*** Dataset entries ***
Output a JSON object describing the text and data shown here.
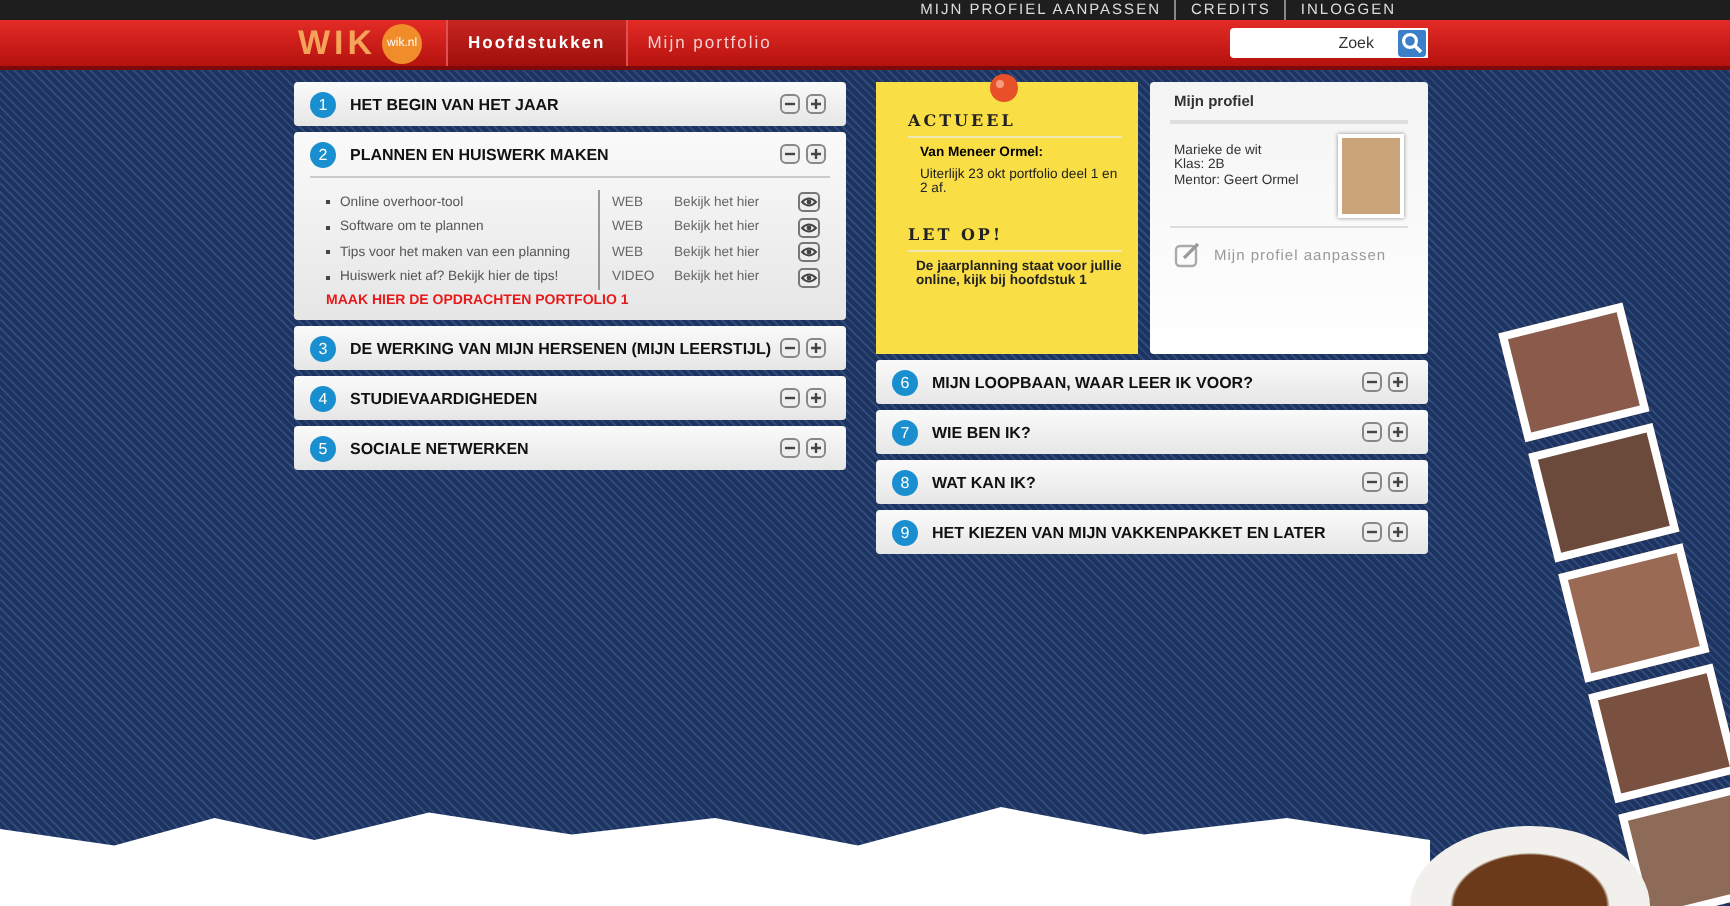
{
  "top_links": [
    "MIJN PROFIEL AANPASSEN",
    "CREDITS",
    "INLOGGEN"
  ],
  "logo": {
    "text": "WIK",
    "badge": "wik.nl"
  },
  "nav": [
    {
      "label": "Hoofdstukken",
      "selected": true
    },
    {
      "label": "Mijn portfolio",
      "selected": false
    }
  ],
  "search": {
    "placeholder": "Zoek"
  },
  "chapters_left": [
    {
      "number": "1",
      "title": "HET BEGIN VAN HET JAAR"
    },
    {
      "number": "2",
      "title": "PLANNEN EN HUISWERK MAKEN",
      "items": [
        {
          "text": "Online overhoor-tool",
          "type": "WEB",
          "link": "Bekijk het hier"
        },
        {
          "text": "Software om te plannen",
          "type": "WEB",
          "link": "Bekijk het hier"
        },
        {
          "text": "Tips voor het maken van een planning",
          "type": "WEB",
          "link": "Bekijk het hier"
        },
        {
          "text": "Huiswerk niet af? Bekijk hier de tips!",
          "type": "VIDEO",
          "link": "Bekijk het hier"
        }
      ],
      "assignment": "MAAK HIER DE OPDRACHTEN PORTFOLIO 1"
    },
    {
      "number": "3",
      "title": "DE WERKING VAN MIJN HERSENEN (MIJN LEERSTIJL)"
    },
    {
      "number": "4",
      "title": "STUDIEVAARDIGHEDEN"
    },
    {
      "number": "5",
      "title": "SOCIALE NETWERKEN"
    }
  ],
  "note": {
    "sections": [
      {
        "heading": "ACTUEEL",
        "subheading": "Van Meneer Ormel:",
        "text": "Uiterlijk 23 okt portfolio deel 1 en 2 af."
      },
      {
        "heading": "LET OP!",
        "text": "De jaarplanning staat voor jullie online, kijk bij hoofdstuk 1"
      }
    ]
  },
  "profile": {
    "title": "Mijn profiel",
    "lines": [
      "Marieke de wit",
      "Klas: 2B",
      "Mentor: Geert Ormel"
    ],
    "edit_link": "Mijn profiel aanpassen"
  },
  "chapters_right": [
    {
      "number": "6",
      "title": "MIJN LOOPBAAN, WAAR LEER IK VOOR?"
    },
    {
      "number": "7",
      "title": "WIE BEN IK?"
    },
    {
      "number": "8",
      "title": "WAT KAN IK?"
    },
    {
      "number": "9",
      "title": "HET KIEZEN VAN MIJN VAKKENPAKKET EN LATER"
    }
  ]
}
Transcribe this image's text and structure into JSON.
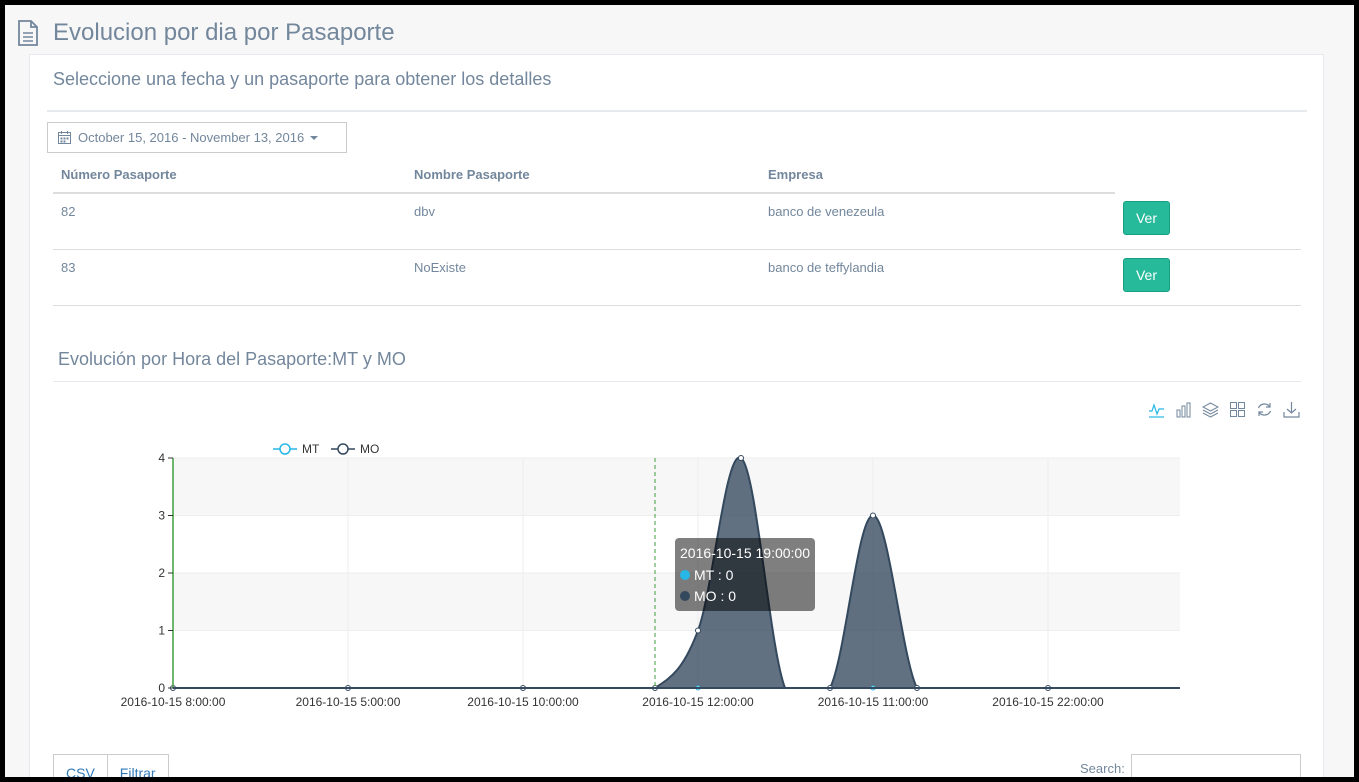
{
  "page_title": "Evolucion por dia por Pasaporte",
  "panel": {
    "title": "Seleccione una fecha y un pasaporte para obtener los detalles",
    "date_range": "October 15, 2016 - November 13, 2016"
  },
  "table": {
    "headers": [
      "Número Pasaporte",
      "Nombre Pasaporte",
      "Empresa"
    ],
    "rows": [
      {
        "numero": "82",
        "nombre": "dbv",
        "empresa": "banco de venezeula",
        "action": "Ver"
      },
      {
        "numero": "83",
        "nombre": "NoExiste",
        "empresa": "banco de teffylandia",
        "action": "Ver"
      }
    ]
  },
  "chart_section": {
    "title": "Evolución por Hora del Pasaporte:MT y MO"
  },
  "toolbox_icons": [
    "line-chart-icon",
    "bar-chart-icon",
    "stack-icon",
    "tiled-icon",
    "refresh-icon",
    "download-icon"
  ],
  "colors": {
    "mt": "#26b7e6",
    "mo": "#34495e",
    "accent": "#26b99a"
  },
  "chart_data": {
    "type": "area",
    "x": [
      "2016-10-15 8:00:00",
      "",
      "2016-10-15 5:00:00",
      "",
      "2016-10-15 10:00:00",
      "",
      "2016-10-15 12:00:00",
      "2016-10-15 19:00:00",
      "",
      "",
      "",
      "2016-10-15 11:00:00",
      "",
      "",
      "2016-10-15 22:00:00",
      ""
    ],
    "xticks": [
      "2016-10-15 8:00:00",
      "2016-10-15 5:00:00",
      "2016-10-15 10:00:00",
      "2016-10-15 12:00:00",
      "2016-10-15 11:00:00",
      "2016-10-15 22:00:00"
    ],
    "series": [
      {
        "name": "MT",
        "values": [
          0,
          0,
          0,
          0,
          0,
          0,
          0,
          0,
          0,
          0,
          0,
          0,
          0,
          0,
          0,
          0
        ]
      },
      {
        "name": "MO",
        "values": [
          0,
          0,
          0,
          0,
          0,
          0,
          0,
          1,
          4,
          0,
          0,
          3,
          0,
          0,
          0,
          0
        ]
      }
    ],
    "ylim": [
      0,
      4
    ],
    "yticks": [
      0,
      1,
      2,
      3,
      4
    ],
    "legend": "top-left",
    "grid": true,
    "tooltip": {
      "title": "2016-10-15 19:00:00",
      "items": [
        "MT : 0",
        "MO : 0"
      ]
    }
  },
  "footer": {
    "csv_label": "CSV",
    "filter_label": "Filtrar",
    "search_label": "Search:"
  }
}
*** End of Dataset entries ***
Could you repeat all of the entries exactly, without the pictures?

— Reply to the exercise —
Output a JSON object describing the text and data shown here.
{
  "top_links": [
    "MIJN PROFIEL AANPASSEN",
    "CREDITS",
    "INLOGGEN"
  ],
  "logo": {
    "text": "WIK",
    "badge": "wik.nl"
  },
  "nav": [
    {
      "label": "Hoofdstukken",
      "selected": true
    },
    {
      "label": "Mijn portfolio",
      "selected": false
    }
  ],
  "search": {
    "placeholder": "Zoek"
  },
  "chapters_left": [
    {
      "number": "1",
      "title": "HET BEGIN VAN HET JAAR"
    },
    {
      "number": "2",
      "title": "PLANNEN EN HUISWERK MAKEN",
      "items": [
        {
          "text": "Online overhoor-tool",
          "type": "WEB",
          "link": "Bekijk het hier"
        },
        {
          "text": "Software om te plannen",
          "type": "WEB",
          "link": "Bekijk het hier"
        },
        {
          "text": "Tips voor het maken van een planning",
          "type": "WEB",
          "link": "Bekijk het hier"
        },
        {
          "text": "Huiswerk niet af? Bekijk hier de tips!",
          "type": "VIDEO",
          "link": "Bekijk het hier"
        }
      ],
      "assignment": "MAAK HIER DE OPDRACHTEN PORTFOLIO 1"
    },
    {
      "number": "3",
      "title": "DE WERKING VAN MIJN HERSENEN (MIJN LEERSTIJL)"
    },
    {
      "number": "4",
      "title": "STUDIEVAARDIGHEDEN"
    },
    {
      "number": "5",
      "title": "SOCIALE NETWERKEN"
    }
  ],
  "note": {
    "sections": [
      {
        "heading": "ACTUEEL",
        "subheading": "Van Meneer Ormel:",
        "text": "Uiterlijk 23 okt portfolio deel 1 en 2 af."
      },
      {
        "heading": "LET OP!",
        "text": "De jaarplanning staat voor jullie online, kijk bij hoofdstuk 1"
      }
    ]
  },
  "profile": {
    "title": "Mijn profiel",
    "lines": [
      "Marieke de wit",
      "Klas: 2B",
      "Mentor: Geert Ormel"
    ],
    "edit_link": "Mijn profiel aanpassen"
  },
  "chapters_right": [
    {
      "number": "6",
      "title": "MIJN LOOPBAAN, WAAR LEER IK VOOR?"
    },
    {
      "number": "7",
      "title": "WIE BEN IK?"
    },
    {
      "number": "8",
      "title": "WAT KAN IK?"
    },
    {
      "number": "9",
      "title": "HET KIEZEN VAN MIJN VAKKENPAKKET EN LATER"
    }
  ]
}
Transcribe this image's text and structure into JSON.
{
  "page_title": "Evolucion por dia por Pasaporte",
  "panel": {
    "title": "Seleccione una fecha y un pasaporte para obtener los detalles",
    "date_range": "October 15, 2016 - November 13, 2016"
  },
  "table": {
    "headers": [
      "Número Pasaporte",
      "Nombre Pasaporte",
      "Empresa"
    ],
    "rows": [
      {
        "numero": "82",
        "nombre": "dbv",
        "empresa": "banco de venezeula",
        "action": "Ver"
      },
      {
        "numero": "83",
        "nombre": "NoExiste",
        "empresa": "banco de teffylandia",
        "action": "Ver"
      }
    ]
  },
  "chart_section": {
    "title": "Evolución por Hora del Pasaporte:MT y MO"
  },
  "toolbox_icons": [
    "line-chart-icon",
    "bar-chart-icon",
    "stack-icon",
    "tiled-icon",
    "refresh-icon",
    "download-icon"
  ],
  "colors": {
    "mt": "#26b7e6",
    "mo": "#34495e",
    "accent": "#26b99a"
  },
  "chart_data": {
    "type": "area",
    "x": [
      "2016-10-15 8:00:00",
      "",
      "2016-10-15 5:00:00",
      "",
      "2016-10-15 10:00:00",
      "",
      "2016-10-15 12:00:00",
      "2016-10-15 19:00:00",
      "",
      "",
      "",
      "2016-10-15 11:00:00",
      "",
      "",
      "2016-10-15 22:00:00",
      ""
    ],
    "xticks": [
      "2016-10-15 8:00:00",
      "2016-10-15 5:00:00",
      "2016-10-15 10:00:00",
      "2016-10-15 12:00:00",
      "2016-10-15 11:00:00",
      "2016-10-15 22:00:00"
    ],
    "series": [
      {
        "name": "MT",
        "values": [
          0,
          0,
          0,
          0,
          0,
          0,
          0,
          0,
          0,
          0,
          0,
          0,
          0,
          0,
          0,
          0
        ]
      },
      {
        "name": "MO",
        "values": [
          0,
          0,
          0,
          0,
          0,
          0,
          0,
          1,
          4,
          0,
          0,
          3,
          0,
          0,
          0,
          0
        ]
      }
    ],
    "ylim": [
      0,
      4
    ],
    "yticks": [
      0,
      1,
      2,
      3,
      4
    ],
    "legend": "top-left",
    "grid": true,
    "tooltip": {
      "title": "2016-10-15 19:00:00",
      "items": [
        "MT : 0",
        "MO : 0"
      ]
    }
  },
  "footer": {
    "csv_label": "CSV",
    "filter_label": "Filtrar",
    "search_label": "Search:"
  }
}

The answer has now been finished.